Science News

Gecko-Inspired Designs for Bypass Surgeries?

A lizard adaptation to the jungle may soon appear in an altered form in operating rooms. Gecko feet are covered with a complex landscape of ridges that allow them to cling to various materials at the microscopic level. Inspired by this observation in nature, MIT researchers have devised a waterproof adhesive bandage for patching up internal injuries and surgical wounds. MIT Professors Robert Langer and Jeff Karp described their work in the Feb 11 issue of the Proceedings of the National Academy of Sciences.

Cry of the Monkey: Can't Say You Weren't Warned.

"Fire on the roof, dial 911!" someone yells at the top of their lungs. This urgent cry,while usually causing panic and confusion, also generates awareness of present danger. Humans have become adept at warning each other through recognizable calls of alarm. Klaus Zuberbühler and colleague Kate Arnold of the University of St. Andrews have found that monkeys combine calls to make them meaningful in the same way that humans do.

New Avenue to Eradicating the #1 killer Cancer

Researchers from the University of Florida have found that a protein known as Bc12 (found in high levels in lung cancer patients who smoke) actually helps cancer cells in the lungs to resist chemotherapy and to live much longer than they normally would, following subjection to chemotherapy. The study, published in the February 29 edition of the journal Molecular Cell explains how the protein does this by blocking the ability of healthy cells to repair themselves following damage by radiation or chemicals (such as nicotine).

Drugs like aspirin may reduce the incidence of breast cancer

Aspirin-like drugs may have a role in treating breast cancer, according to a review of multiple studies published in the March issue of the International Journal of Clinical Practice. This finding offers hope in an age when it is expected that one in eight women will be diagnosed with the disease. Ian Fentiman of London's Guy's Hospital found that the use of nonsteroidal anti-inflammatory drugs (NSAIDs), such as aspirin and ibuprofen, may reduce the incidence of breast cancer by up to 20 percent.

Larvae of Sand Dollars Stave Off Predators by Self-Cloning

A study published in the March 14 edition of the journal Science documents the latest discovery about sand dollars. Scientists have previously known that sand dollar larvae can clone themselves and split into two new sand dollars, but no one had connected such an act to a survival technique. Biologists at the University of Washington now have evidence that four day-old sand dollar larvae create clones of themselves within 24 hours of being exposed to fish mucus, a signal that predators are present.

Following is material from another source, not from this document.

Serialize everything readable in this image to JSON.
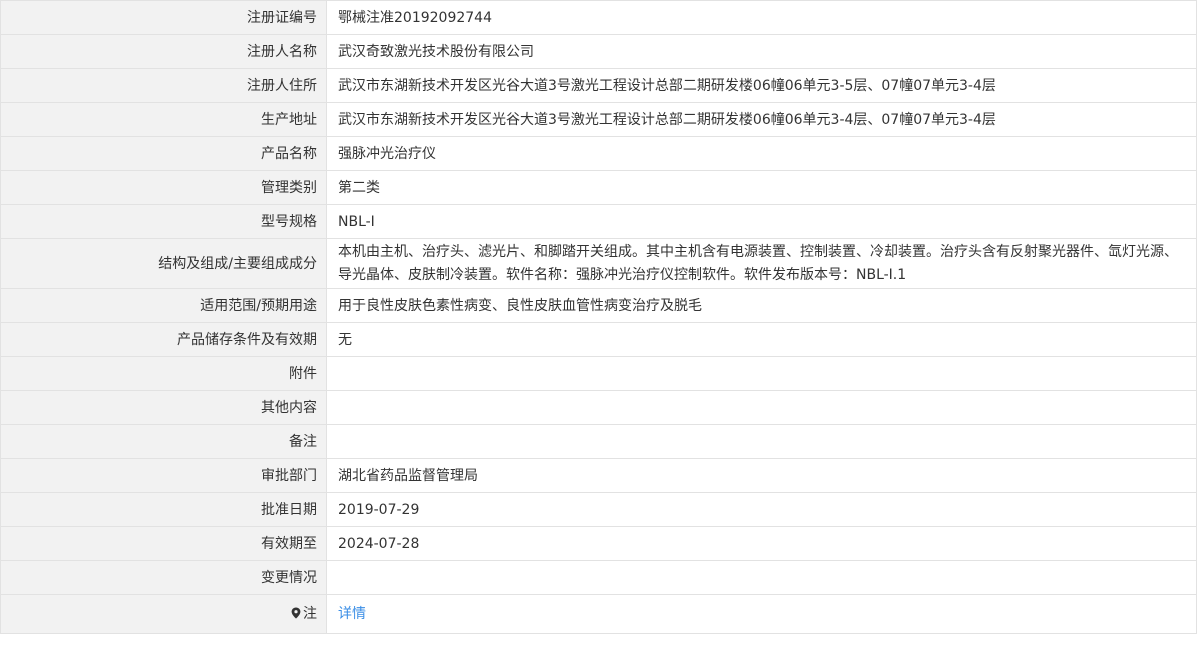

Ocean bacteria bend the rules of photosynthesis

Plant biologist Arthur Grossman and colleagues of the Carnegie Institution in Stanford, CA released surprising findings that put a new spin on one of the oldest and most important molecular pathways on earth. Two billion years ago, bacteria evolved that were capable of consuming atmospheric carbon dioxide to produce energy while releasing oxygen gas as a byproduct in a process known as photosynthesis.